Retailers reported a fine start to the post Christmas sales despite a disappointing pre-festive shopping period.
Shoppers were queuing from as early as 0700 GMT in Birmingham
Up to 40% of large stores opened their doors as bargain hunters braved the icy conditions.
The British Retail Consortium (BRC) has predicted shoppers will spend more than £5bn in the days after Christmas.
But many shoppers have already taken advantage of stores' decisions to cut prices before Christmas.
At Birmingham's £530m Bullring complex, consumers were queuing from early as 0700 GMT - four hours before the start of trading.
Within the first hour, more than 22,000 shoppers passed through the complex's doors, compared to 17,000 in the same period in 2003.
Around 150,000 are thought to have spent part of Boxing Day buying goods at the mall.
Many stores opened on 26 December for the first time last year and reported healthy sales.
Half of the 330 stores in the Bluewater Shopping Centre in Kent opened for six hours, compared with only a few in 2003.
Marketing manager Alan Jones said: "I wouldn't say it's been absolutely manic, but we estimate that about 100,000 people have been through the doors.

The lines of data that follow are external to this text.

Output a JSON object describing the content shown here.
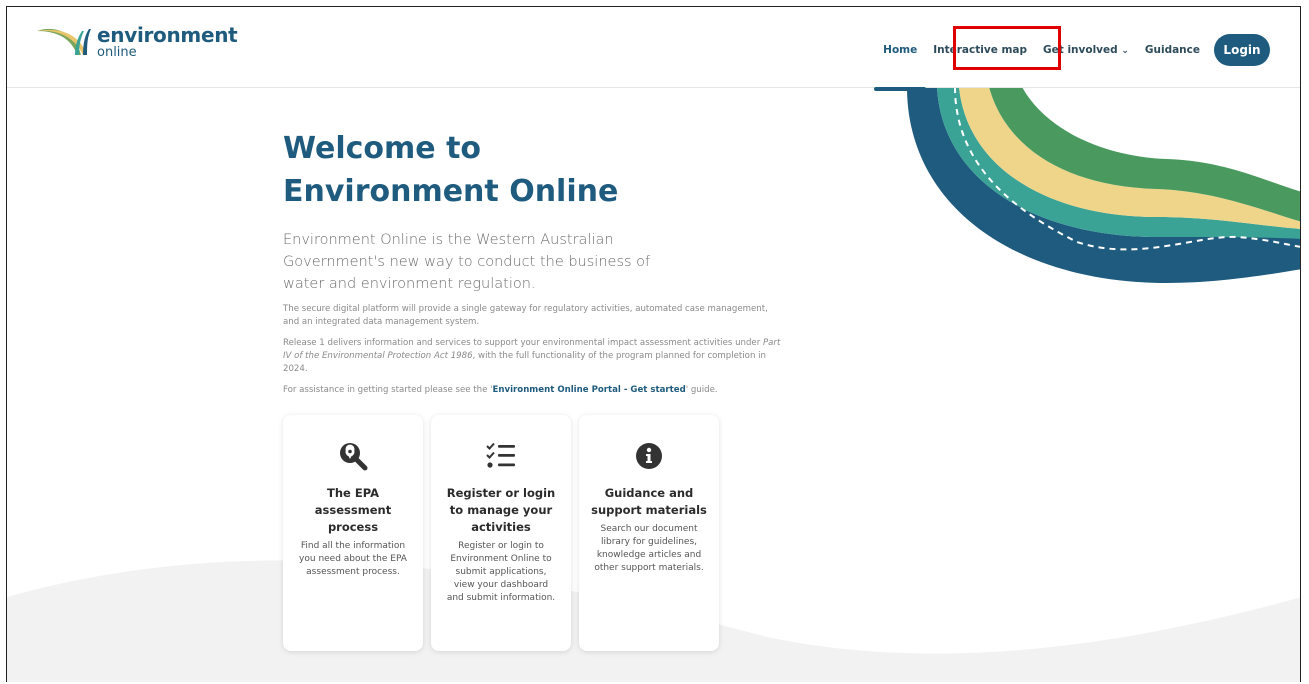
{
  "logo": {
    "main": "environment",
    "sub": "online"
  },
  "nav": {
    "home": "Home",
    "interactive_map": "Interactive map",
    "get_involved": "Get involved",
    "get_involved_chevron": "⌄",
    "guidance": "Guidance",
    "login": "Login"
  },
  "hero": {
    "title_line1": "Welcome to",
    "title_line2": "Environment Online",
    "lead": "Environment Online is the Western Australian Government's new way to conduct the business of water and environment regulation.",
    "para1": "The secure digital platform will provide a single gateway for regulatory activities, automated case management, and an integrated data management system.",
    "para2_before": "Release 1 delivers information and services to support your environmental impact assessment activities under ",
    "para2_italic": "Part IV of the Environmental Protection Act 1986",
    "para2_after": ", with the full functionality of the program planned for completion in 2024.",
    "para3_before": "For assistance in getting started please see the '",
    "para3_link": "Environment Online Portal - Get started",
    "para3_after": "' guide."
  },
  "cards": [
    {
      "icon": "search-location-icon",
      "title": "The EPA assessment process",
      "desc": "Find all the information you need about the EPA assessment process."
    },
    {
      "icon": "checklist-icon",
      "title": "Register or login to manage your activities",
      "desc": "Register or login to Environment Online to submit applications, view your dashboard and submit information."
    },
    {
      "icon": "info-circle-icon",
      "title": "Guidance and support materials",
      "desc": "Search our document library for guidelines, knowledge articles and other support materials."
    }
  ],
  "colors": {
    "brand_blue": "#1f5b7e",
    "wave_green": "#4a9a5f",
    "wave_yellow": "#efd58a",
    "wave_teal": "#3aa396",
    "highlight_red": "#e00000"
  }
}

"I expect it to be far busier on Monday because Boxing Day has only been a six-hour trading day."
Major stores beginning their post-Christmas sales included Marks & Spencer, Argos and Debenhams.

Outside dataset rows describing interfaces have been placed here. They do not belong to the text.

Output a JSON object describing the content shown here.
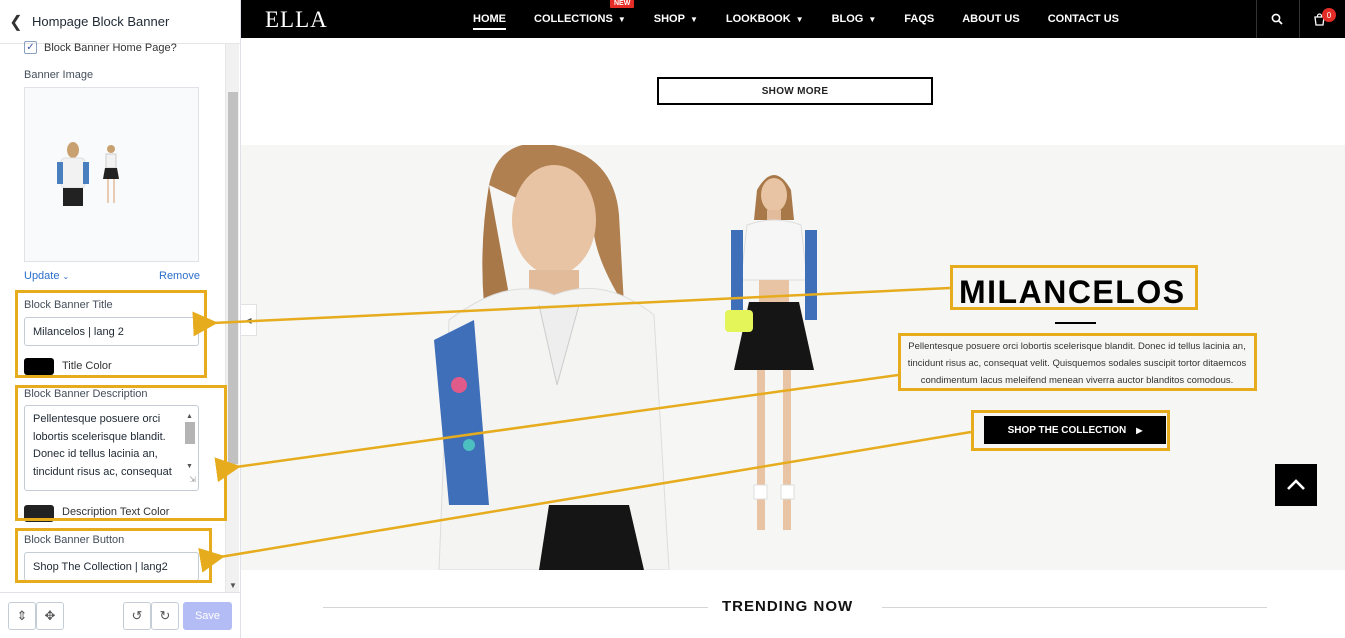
{
  "panel": {
    "title": "Hompage Block Banner",
    "checkbox_label": "Block Banner Home Page?",
    "image_label": "Banner Image",
    "update_label": "Update",
    "remove_label": "Remove",
    "title_field_label": "Block Banner Title",
    "title_value": "Milancelos | lang 2",
    "title_color_label": "Title Color",
    "title_color": "#000000",
    "desc_field_label": "Block Banner Description",
    "desc_value": "Pellentesque posuere orci lobortis scelerisque blandit. Donec id tellus lacinia an, tincidunt risus ac, consequat",
    "desc_color_label": "Description Text Color",
    "desc_color": "#222222",
    "button_field_label": "Block Banner Button",
    "button_value": "Shop The Collection | lang2",
    "save_label": "Save"
  },
  "site": {
    "logo": "ELLA",
    "nav": [
      {
        "label": "HOME",
        "caret": false,
        "active": true
      },
      {
        "label": "COLLECTIONS",
        "caret": true,
        "badge": "NEW"
      },
      {
        "label": "SHOP",
        "caret": true
      },
      {
        "label": "LOOKBOOK",
        "caret": true
      },
      {
        "label": "BLOG",
        "caret": true
      },
      {
        "label": "FAQS",
        "caret": false
      },
      {
        "label": "ABOUT US",
        "caret": false
      },
      {
        "label": "CONTACT US",
        "caret": false
      }
    ],
    "new_badge": "NEW",
    "cart_count": "0",
    "show_more": "SHOW MORE",
    "banner_title": "MILANCELOS",
    "banner_desc": "Pellentesque posuere orci lobortis scelerisque blandit. Donec id tellus lacinia an, tincidunt risus ac, consequat velit. Quisquemos sodales suscipit tortor ditaemcos condimentum lacus meleifend menean viverra auctor blanditos comodous.",
    "banner_button": "SHOP THE COLLECTION",
    "trending": "TRENDING NOW"
  },
  "colors": {
    "highlight": "#e6ac1e",
    "accent_red": "#e52d27",
    "link_blue": "#2c6ecb"
  },
  "icons": [
    "chevron-left-icon",
    "checkmark-icon",
    "search-icon",
    "cart-icon",
    "chevron-up-icon",
    "undo-icon",
    "redo-icon",
    "desktop-width-icon",
    "inspect-icon",
    "chevron-right-icon"
  ]
}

Officials at the Trafford Centre in Manchester said that around 100,000 people passed through its doors by the end of Boxing Day.
Spokeswoman Hannah Foster said: "We have obviously been open only Sunday trading hours of noon-6pm, so in terms of visitors per hour, the number of people is probably one of the highest that we have had in the year."

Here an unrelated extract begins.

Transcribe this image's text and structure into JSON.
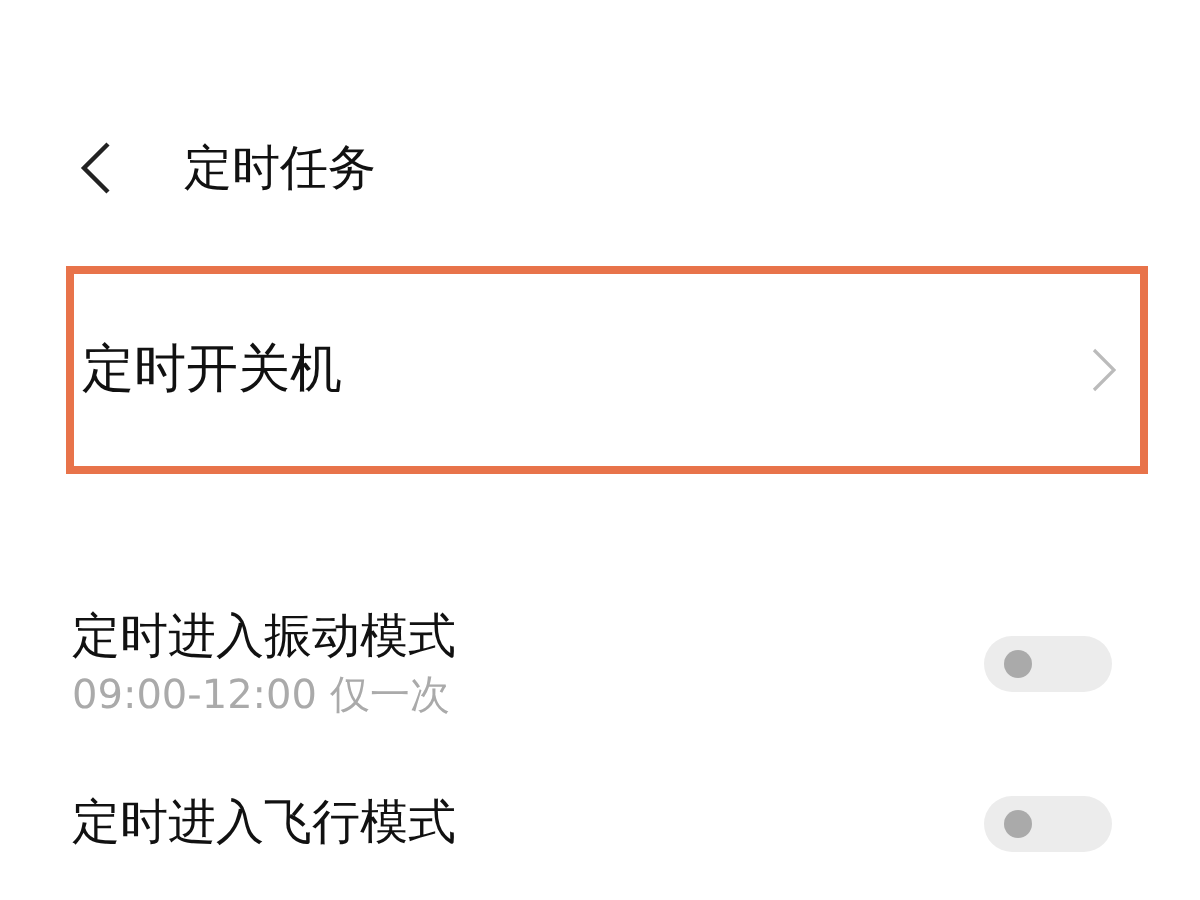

Only one of the centre's 230 shops was not open and queues started to form from 0900 GMT.
But across the West Midlands in Dudley, the Merry Hill Centre reported that Boxing Day trade, was not as buoyant as in previous years.
Centre bosses blamed heavy discounting for "sluggish" sales growth.